Regarding new links, the Hoki-ryu Seiyokai address has changed to http://hokiryuseiyokai.com/

Also Araki-ryu Gunyo Kogusoku training is now available in the UK, being run under a long time friend. Check them out at http://arakiryugunyokogusoku.wordpress.com/ if you are in the area.

“Newbie Questions”

Seen several times on several forums lately:

“Hi, I am a newer student and want to know more about the concept of ABC”

Continue Reading »

Quick Update

Been extremely busy as for late so not much new material-wise for Acme Bugei. I have however officially started a page (with a design you might have seen somewhere) for the Hoki-ryu group I have been running for awhile now, as we seem to have more or less found a permanent home for training now. The url for the Hoki-ryu Seiyokai is http://hokiryuseiyokai.wordpress.com/

The Curse of Being a Generalist?: A Review of “Classical Swordsmanship of Japan: A Comprehensive Guide to Kenjutsu and Iaijutsu” by Serge Mol.

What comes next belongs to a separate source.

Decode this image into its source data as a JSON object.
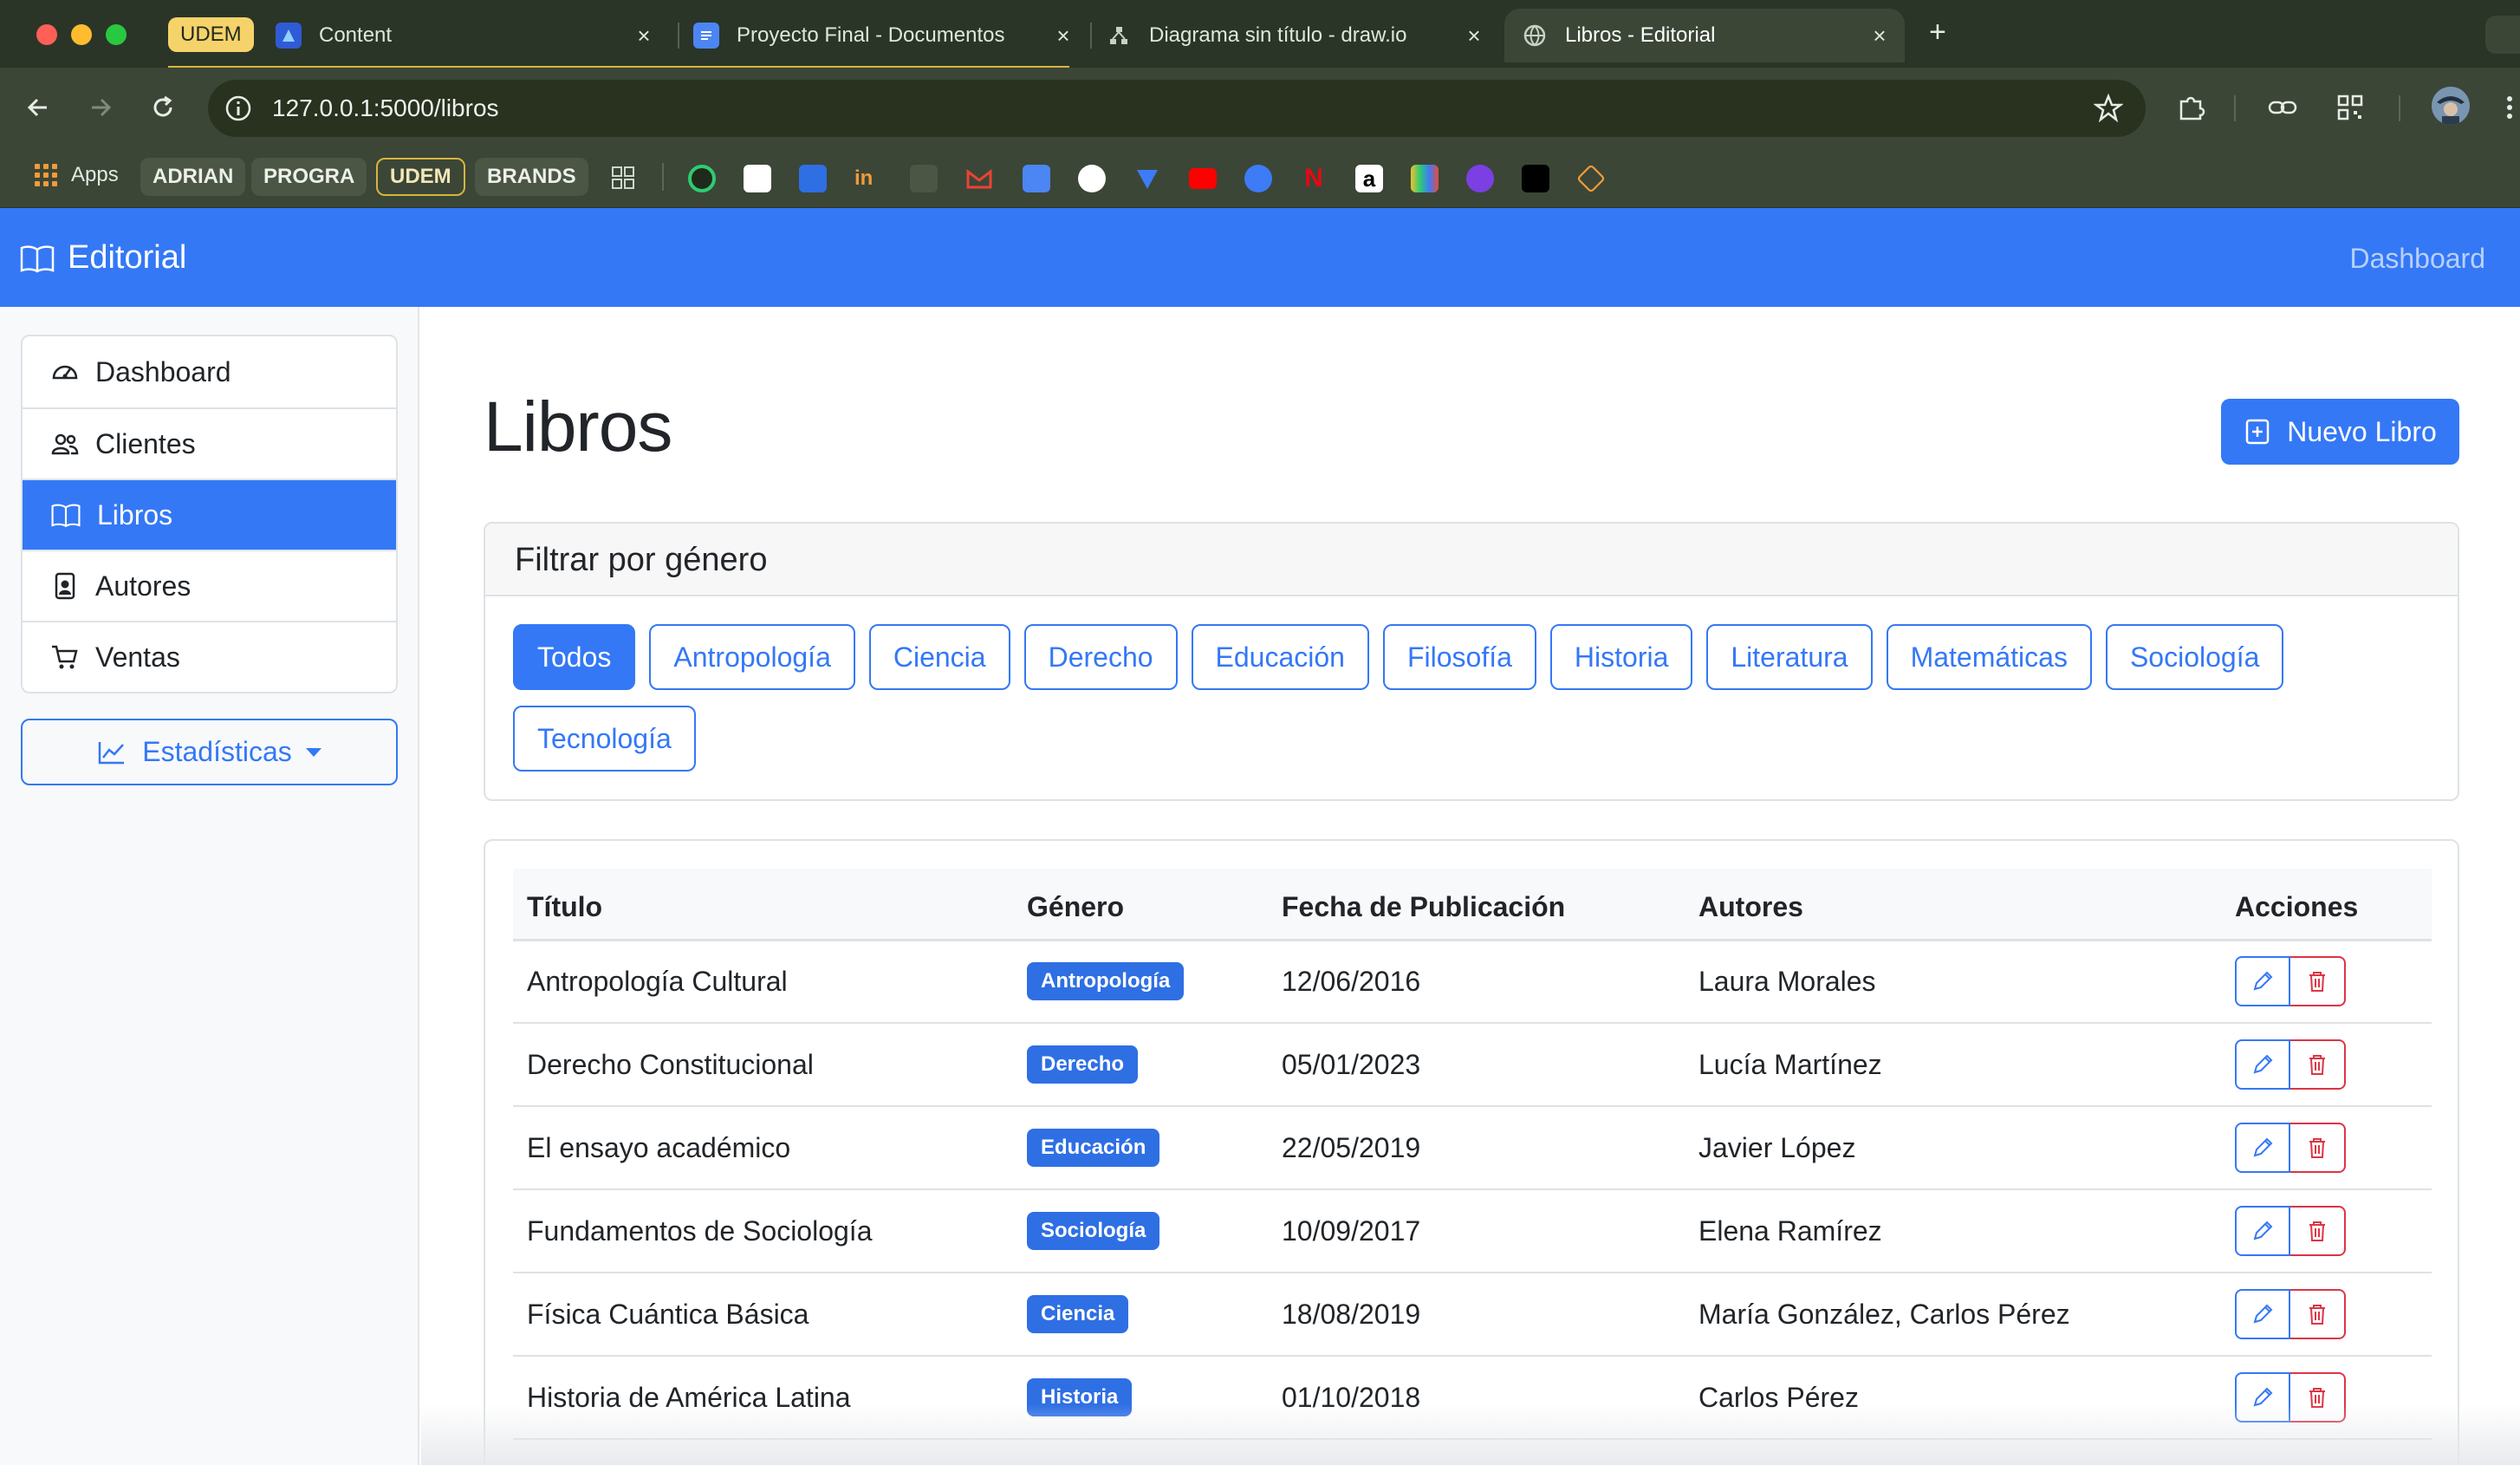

By Rennis Buchner
Copyright © Rennis Buchner, 2010. Not to be used without permission

About a decade ago, a little known martial arts researcher named Serge Mol released the book Classical Fighting Arts of Japan: A Complete Guide to Koryu Jujutsu. Having some mutual acquaintances with the author, I was interested in seeing what kind of work this person Continue Reading »

A few people have contacted me wondering about the lack of new content lately. As I mentioned a few posts back, there have been some major shake-ups in the personal side of things, with moving and now starting a new job eating up a huge chunk of my time at the moment. In addition, I spent the majority of the past month off training and getting hunting down new material for my research. While I have some fairly clear ideas on some things I want to write about, earlier this week I hit the jackpot and got a small (or maybe even medium) sized mountain of new material on top of what I obtained last month, so there is a lot of “data processing” going on, if you will, at the moment just organizing and getting a grip on what all I have now (much less actually go over it in detail). With that said I hope to have some new material ready sometime around the end of the month or beginning of the next. Until then!

The Professional

The Professional

By Rennis Buchner
Copyright © Rennis Buchner, 2010. Not to be used without permission

When one reads online about traditional Japanese martial arts and, in particular, the teachers of these arts, a common image seems to be fairly accepted. The teacher of traditional style martial arts (be it gendai or koryu) is expected to teach the arts for the art’s sake. A teacher does not and should not make money from their respective arts at whatever money is involved should only be enough to cover the expenses involved in obtaining and maintaining the place of practice. A profit is a definite no-no and the idea that a teacher Continue Reading »